Be careful what you look at
According to Turkish custom, pregnant women should look at nothing but pretty things while expecting, for fear that the baby could take on unpleasant characteristics of an ugly, disabled, or dead person. Trips to the zoo are limited too, it’s bad luck to look at bears, monkeys, or camels. It is said that if you look at a person often, the baby will resemble them, so keep watching Mad Men if you want a handsome boy. For extra measure, once the baby is born, never call him cute or pretty, best to call it ugly so that the spirits won’t make it so.

Cutting the cord
When the baby is being delivered, fathers will choose a secret name and tell the doctor, who will whisper it into the baby’s ear as she is born. After birth, the umbilical cord has to be properly disposed of, and where it is buried will influence the child’s life. Bury it outside a mosque for a devout child, at a medical school for a future doctor (I’m guessing Harvard must have a lot of umbilical cords in the grounds). Circumcision practices are a whole other story, but they happen much later in life for boys and involve little sultan’s costumes.

Visiting the baby
Traditionally, new mothers didn’t leave the house for the first 40 days of the baby’s life, but this is rarely the case today in Turkish cities. Baby showers take place after the birth in the home of the new baby. New parents should provide small gifts for guests who visit the baby, such as chocolates or a sachet of herbs. In return, guests bring pieces of gold for the baby (also common at Turkish weddings) and drink a special drink, Lohusa Şerbeti, to welcome the newborn.

Sweat the small stuff
Most of us have heard that pregnant women should be careful coloring their hair (it’s really fine, just avoid getting color on your skin), but many Turks also believe that cutting the mother’s hair will cut the baby’s life short. Speaking of short, don’t measure the baby, lest he stay short-statured. Finally, they may be small, but don’t think you can just step over a baby: it’s bad luck for you as babies are considered to be angels.

Many thanks to my Turkish and expat friends at the Sublime Portal for their stories, input and advice!

Gadling readers, what beliefs are popular in your country or places you’ve traveled?

[Photo courtesy Flickr user Camera on Autopilot]


Want more Knocked Up Abroad? Check out the first few installments here, and stay tuned for more on travelling in the second and third trimester, where to do pre-baby shopping, and more on having a baby in a foreign country.

Universal Orlando announces Mardi Gras concert lineup

Universal Mardi Gras concert lineup

Thirty Seconds to Mars, Ne-Yo and Blake Shelton are among the headliners just announced for Universal Orlando’s Mardi Gras this spring.

The 2011 Mardi Gras celebration happens on weekend nights Feb. 12 through April 23 at the Universal Studios Florida theme park in Orlando, Florida.

Here’s the concert lineup:

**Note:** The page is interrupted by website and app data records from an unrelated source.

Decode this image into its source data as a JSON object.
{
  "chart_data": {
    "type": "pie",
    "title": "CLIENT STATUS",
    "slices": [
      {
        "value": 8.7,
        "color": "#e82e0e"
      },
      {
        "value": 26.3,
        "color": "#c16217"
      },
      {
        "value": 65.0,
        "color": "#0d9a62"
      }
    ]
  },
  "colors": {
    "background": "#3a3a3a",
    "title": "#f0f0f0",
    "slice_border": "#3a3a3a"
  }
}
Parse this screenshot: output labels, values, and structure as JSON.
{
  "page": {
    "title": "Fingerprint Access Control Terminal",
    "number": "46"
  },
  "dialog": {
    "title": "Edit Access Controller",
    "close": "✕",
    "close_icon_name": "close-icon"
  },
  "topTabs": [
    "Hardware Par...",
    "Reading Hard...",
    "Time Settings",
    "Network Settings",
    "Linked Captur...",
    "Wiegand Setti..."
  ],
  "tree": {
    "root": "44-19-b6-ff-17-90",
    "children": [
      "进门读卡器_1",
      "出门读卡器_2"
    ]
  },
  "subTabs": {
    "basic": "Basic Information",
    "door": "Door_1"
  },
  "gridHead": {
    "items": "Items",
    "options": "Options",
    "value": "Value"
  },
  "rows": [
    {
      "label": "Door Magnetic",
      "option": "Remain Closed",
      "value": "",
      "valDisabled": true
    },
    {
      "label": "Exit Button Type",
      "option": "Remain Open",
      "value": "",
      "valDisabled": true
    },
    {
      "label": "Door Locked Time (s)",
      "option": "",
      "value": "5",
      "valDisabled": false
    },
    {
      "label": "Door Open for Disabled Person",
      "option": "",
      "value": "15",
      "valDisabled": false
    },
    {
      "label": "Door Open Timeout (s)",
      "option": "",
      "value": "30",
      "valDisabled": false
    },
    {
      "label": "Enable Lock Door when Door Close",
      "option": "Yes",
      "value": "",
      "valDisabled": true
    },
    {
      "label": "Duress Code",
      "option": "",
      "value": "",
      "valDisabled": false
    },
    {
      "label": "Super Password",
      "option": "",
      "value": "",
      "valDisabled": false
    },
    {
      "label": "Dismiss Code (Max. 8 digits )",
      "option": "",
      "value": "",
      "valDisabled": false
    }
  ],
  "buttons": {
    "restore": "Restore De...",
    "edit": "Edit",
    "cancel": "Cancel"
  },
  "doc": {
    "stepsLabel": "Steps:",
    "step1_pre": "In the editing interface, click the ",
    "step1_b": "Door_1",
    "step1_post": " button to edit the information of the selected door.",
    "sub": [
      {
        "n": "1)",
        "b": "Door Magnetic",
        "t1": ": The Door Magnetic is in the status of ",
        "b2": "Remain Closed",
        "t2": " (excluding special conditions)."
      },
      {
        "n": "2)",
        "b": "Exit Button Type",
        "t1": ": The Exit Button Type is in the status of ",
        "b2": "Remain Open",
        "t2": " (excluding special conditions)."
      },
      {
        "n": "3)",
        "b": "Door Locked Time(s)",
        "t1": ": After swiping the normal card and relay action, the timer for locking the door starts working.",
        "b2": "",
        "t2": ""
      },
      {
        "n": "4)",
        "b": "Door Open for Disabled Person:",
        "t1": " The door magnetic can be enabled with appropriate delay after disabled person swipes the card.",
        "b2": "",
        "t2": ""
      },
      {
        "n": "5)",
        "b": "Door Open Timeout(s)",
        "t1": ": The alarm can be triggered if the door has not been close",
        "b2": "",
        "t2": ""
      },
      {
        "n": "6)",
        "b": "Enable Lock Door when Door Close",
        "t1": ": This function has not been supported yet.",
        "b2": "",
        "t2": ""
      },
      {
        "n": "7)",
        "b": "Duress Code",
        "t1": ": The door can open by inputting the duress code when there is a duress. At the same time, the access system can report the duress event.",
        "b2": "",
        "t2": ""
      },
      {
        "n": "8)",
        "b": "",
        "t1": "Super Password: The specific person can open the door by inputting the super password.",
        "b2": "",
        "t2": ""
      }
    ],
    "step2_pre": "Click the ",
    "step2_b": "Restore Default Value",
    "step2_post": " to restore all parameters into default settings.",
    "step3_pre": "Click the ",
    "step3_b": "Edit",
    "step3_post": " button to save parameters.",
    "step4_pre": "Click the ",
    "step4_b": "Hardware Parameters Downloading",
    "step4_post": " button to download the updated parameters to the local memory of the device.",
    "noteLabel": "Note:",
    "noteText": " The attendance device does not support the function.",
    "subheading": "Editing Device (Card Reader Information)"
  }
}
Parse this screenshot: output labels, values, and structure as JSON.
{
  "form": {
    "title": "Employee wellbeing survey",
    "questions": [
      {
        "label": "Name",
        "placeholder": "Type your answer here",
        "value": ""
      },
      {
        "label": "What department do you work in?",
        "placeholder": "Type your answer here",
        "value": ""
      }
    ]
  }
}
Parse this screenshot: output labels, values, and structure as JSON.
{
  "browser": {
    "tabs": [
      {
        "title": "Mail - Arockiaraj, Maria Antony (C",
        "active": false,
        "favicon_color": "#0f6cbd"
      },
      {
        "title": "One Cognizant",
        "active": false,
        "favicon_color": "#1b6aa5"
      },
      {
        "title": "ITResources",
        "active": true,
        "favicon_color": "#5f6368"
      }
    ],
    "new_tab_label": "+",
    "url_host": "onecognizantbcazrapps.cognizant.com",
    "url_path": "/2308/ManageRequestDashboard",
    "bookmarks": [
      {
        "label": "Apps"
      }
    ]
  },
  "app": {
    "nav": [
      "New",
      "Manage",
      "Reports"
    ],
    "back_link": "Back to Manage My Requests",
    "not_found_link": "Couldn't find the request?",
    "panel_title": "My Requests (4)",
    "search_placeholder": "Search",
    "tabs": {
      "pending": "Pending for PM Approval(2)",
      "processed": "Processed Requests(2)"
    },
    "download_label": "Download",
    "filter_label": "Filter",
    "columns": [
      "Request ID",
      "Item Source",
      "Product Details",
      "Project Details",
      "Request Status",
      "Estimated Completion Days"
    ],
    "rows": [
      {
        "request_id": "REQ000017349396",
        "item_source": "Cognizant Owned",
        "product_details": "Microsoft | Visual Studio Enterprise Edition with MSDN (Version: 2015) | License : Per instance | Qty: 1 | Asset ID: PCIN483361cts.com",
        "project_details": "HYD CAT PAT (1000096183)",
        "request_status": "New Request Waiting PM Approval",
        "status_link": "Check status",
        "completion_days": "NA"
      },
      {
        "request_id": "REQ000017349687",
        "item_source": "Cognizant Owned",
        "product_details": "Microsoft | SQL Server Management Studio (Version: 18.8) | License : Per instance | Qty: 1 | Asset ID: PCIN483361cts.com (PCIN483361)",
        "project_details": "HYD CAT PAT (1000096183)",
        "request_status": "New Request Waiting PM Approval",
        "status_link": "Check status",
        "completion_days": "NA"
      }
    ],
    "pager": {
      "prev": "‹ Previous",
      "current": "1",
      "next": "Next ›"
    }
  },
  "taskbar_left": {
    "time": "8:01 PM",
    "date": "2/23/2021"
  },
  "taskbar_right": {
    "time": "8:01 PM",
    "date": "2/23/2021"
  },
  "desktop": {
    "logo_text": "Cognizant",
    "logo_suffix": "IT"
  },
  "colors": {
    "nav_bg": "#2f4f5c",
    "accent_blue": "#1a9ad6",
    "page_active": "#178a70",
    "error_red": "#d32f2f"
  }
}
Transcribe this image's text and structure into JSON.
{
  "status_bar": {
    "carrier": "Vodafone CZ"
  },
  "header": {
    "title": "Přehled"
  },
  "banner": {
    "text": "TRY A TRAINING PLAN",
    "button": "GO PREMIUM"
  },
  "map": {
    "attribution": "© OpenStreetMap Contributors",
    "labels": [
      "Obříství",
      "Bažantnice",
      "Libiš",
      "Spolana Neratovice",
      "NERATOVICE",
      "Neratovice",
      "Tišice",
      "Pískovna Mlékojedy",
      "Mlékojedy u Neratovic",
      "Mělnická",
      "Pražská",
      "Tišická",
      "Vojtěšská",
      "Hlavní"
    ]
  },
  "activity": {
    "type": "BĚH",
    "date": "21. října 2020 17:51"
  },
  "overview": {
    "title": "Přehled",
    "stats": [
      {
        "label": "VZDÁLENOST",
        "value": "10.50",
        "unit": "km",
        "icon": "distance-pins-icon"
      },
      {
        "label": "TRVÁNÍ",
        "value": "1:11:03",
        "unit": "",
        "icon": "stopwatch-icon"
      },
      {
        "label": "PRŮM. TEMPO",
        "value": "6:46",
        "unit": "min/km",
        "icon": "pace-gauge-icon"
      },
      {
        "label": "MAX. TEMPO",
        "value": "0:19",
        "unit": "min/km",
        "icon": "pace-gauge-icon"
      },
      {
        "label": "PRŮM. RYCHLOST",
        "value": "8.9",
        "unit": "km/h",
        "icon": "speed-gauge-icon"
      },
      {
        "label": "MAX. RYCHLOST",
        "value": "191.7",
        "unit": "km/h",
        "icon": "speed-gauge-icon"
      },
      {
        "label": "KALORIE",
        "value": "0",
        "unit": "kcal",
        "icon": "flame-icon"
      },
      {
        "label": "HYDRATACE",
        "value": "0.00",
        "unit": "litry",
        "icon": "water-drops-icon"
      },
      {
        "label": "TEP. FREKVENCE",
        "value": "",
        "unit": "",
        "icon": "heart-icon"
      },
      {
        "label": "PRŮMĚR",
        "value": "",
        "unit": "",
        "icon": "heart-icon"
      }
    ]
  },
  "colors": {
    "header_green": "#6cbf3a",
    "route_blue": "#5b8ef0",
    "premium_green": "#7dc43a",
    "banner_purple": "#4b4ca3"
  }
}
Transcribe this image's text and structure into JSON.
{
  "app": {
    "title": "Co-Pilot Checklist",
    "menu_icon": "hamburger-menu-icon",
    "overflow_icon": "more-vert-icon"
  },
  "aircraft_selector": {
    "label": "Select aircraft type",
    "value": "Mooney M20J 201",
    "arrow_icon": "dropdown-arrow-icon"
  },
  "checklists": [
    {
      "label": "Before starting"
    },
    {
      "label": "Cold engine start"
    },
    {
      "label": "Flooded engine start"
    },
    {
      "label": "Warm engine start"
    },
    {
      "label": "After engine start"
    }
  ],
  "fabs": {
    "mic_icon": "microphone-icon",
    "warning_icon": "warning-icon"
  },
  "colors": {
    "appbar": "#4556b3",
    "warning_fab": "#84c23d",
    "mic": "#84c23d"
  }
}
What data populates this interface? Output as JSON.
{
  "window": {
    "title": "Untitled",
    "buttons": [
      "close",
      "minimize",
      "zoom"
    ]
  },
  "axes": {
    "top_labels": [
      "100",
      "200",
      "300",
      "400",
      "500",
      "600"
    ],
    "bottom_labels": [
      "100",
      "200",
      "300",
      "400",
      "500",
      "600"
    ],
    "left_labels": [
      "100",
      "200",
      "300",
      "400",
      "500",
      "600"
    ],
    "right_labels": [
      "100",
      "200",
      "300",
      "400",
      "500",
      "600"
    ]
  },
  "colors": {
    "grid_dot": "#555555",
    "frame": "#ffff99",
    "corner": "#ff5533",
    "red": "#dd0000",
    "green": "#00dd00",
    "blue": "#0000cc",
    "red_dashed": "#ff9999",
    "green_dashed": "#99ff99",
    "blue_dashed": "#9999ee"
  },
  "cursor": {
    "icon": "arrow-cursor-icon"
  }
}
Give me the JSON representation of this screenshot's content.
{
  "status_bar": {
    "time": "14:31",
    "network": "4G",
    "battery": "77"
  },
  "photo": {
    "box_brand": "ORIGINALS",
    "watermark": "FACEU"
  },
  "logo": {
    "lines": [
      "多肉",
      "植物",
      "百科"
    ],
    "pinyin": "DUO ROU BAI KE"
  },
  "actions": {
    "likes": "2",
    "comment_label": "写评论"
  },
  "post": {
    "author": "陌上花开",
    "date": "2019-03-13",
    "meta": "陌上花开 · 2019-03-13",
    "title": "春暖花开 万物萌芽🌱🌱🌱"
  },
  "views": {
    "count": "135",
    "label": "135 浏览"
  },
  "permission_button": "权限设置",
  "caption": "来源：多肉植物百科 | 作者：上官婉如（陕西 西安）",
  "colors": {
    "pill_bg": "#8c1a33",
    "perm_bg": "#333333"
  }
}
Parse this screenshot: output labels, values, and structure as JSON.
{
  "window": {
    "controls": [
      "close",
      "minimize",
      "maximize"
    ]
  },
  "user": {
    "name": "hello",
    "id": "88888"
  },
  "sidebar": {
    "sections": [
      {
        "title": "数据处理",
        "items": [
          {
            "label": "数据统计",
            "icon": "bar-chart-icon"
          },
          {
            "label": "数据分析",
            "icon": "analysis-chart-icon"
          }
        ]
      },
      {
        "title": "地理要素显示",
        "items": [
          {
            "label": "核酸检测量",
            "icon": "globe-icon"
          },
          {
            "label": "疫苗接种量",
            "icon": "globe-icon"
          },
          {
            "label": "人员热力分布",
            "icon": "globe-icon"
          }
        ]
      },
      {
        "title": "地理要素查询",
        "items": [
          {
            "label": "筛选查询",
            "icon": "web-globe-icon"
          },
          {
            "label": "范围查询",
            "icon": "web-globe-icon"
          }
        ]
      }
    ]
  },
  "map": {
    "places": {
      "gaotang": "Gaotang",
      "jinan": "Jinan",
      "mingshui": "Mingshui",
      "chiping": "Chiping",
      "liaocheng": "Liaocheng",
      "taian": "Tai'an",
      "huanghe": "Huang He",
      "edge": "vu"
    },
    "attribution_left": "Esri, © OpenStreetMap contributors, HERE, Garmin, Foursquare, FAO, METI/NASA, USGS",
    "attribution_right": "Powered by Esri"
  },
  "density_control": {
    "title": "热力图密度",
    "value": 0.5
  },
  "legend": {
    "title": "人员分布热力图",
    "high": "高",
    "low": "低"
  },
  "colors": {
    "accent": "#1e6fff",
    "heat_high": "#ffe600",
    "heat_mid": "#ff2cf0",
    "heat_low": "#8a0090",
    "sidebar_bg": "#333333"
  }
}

  • Feb. 12: Frankie Valli & The Four Seasons
  • Feb. 19: The B-52s
  • Feb. 20: KC & The Sunshine Band
  • Feb. 26: Pitbull
  • March 5: Lynyrd Skynyrd
  • March 12: Foreigner
  • March 18: Neon Trees
  • March 19: Thirty Seconds to Mars
  • March 25: OneRepublic
  • March 26: Blake Shelton
  • April 1: Sean Kingston
  • April 2: Ne-Yo
  • April 9: Lifehouse
  • April 16: The Beach Boys

Universal’s Mardi Gras also includes a nightly parade with floats designed by Blaine Kern Artists in New Orleans, and, of course, lots and lots of beads.

A “French Quarter” street party serves up cajun food and musicians playing blues, jazz and zydeco.

Universal Orlando’s Mardi Gras is included with regular theme park admission to Universal Studios Florida – no separate ticket is required for the concerts.